The firm will grant "universal and perpetual access" to IP related to over 150 open standards. Open standards are technical agreements that help people writing software to ensure that it works with other software.
The announcement will extend access to IBM inventions not only to the open source community and other commercial developers, but also to users and consumers of the technology.
"IBM is sending a message that innovation and industry growth happens in an open, collaborative atmosphere," said Bob Sutor, IBM's vice president of open source and standards.
"Users will adopt new technologies if they know that they can find those technologies in a variety of interchangeable, compatible products from competing vendors. We think customers will like this added assurance for the open standards upon which they have come to depend," said Sutor.
There is an exception to the grant of access to the technology: it is closed to anyone taking legal action to block further interoperability. IBM will not extend the access to anyone who is suing someone else over patents necessary for interoperability in the standards to which this technology relates.
The intellectual property concerned was available for free to software makers before, but they had to apply to IBM for a royalty-free licence from the company. "This move clarifies and makes more consistent the intellectual property usage rules, encouraging even wider implementations of open standards," said a company statement. "IBM hopes that others companies and intellectual property holders make similar commitments."
Sutor commented on the announcement on his blog, saying that such action, if followed by other firms, could make for better software all round.
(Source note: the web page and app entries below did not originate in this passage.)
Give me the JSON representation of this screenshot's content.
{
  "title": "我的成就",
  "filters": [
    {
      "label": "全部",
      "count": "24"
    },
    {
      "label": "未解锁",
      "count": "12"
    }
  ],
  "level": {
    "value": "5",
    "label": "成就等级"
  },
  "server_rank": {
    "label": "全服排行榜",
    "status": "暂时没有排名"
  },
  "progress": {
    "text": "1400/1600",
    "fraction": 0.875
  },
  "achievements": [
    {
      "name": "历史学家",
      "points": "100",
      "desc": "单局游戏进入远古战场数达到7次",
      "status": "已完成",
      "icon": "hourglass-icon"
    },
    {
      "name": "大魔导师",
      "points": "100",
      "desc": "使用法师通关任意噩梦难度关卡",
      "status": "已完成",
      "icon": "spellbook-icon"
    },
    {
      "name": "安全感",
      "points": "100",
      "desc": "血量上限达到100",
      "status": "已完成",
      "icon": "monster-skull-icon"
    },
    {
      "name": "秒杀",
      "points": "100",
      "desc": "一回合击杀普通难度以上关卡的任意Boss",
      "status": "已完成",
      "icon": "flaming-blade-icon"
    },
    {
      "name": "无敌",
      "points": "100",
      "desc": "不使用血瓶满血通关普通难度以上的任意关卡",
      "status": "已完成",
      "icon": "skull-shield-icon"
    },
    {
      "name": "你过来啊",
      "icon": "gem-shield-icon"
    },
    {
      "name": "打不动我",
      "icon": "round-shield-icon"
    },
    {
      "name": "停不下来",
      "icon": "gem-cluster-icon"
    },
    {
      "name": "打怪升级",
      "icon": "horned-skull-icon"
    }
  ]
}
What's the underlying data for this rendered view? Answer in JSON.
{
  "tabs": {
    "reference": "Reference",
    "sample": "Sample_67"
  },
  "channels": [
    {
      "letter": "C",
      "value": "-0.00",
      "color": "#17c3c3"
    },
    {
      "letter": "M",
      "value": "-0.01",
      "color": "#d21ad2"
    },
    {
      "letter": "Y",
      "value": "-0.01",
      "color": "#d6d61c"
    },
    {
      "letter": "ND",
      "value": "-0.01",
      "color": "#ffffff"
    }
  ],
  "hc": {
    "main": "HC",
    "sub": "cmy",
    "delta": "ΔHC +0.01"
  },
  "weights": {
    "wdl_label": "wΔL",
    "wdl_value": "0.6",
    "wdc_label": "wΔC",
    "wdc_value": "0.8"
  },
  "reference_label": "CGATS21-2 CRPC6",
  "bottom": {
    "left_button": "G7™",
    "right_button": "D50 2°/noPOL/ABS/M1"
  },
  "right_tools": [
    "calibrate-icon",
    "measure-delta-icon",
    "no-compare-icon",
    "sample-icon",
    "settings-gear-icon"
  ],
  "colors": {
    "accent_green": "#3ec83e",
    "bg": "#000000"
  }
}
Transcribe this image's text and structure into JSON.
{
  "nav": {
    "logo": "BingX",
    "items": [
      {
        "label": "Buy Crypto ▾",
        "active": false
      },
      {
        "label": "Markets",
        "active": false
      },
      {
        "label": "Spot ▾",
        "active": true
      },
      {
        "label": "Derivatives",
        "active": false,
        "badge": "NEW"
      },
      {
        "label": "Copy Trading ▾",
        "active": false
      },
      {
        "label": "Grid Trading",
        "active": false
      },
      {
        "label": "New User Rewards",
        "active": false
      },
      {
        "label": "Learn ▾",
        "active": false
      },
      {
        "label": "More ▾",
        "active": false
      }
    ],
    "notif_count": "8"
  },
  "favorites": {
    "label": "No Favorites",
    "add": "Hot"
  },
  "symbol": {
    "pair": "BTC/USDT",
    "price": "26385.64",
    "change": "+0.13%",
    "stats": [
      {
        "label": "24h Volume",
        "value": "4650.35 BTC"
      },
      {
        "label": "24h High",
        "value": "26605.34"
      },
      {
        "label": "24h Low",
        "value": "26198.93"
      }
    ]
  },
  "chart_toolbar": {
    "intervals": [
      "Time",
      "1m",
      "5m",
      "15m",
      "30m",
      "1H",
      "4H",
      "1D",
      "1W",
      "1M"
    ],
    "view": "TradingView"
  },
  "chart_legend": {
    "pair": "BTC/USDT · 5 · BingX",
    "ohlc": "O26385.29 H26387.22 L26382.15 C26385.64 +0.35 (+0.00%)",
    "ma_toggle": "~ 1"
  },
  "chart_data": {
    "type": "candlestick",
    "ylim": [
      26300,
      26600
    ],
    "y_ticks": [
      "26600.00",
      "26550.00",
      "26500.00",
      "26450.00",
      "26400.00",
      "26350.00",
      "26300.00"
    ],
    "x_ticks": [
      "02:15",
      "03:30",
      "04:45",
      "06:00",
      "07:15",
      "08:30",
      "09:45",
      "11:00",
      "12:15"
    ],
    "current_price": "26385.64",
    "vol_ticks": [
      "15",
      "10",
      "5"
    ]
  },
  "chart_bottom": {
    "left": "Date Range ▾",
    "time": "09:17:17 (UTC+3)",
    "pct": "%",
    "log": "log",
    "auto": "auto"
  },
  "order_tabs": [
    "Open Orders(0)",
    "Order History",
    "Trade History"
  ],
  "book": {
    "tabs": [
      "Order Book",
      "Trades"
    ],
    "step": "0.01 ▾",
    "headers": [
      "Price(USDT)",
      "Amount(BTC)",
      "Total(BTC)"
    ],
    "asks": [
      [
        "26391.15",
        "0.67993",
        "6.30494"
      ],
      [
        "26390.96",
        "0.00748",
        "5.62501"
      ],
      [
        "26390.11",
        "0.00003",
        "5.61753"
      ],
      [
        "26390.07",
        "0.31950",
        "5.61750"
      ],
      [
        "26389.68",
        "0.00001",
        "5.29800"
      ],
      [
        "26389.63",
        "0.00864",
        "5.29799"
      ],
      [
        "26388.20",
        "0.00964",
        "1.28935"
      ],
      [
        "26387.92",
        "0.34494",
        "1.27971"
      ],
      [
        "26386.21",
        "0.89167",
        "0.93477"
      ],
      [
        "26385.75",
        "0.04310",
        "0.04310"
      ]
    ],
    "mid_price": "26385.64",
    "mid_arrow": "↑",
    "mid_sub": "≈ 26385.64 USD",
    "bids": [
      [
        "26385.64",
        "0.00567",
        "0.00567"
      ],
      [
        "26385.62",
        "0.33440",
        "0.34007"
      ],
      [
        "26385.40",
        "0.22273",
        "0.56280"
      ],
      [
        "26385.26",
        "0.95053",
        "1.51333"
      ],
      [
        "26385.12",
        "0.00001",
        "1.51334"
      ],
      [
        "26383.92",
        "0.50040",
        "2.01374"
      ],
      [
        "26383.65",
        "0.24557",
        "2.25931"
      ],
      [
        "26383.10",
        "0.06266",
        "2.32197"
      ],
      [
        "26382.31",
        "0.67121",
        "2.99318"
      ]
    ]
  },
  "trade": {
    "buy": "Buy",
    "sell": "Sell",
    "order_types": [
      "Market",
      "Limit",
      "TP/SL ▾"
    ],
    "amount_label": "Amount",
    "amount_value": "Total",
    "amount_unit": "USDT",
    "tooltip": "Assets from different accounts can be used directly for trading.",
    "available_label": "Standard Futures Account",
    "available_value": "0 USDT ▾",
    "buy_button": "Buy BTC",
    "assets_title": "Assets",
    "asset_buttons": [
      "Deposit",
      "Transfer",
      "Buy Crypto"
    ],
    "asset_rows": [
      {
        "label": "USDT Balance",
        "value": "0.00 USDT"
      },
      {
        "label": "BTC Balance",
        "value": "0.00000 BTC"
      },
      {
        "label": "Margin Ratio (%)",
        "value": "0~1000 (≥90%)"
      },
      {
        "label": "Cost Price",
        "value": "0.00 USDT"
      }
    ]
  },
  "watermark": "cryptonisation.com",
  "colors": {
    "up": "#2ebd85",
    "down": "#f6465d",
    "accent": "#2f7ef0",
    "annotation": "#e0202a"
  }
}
"I believe such positive, constructive actions regarding intellectual property are the preferred routes to accelerate the shift to better products and services for customers via open architectures," he said.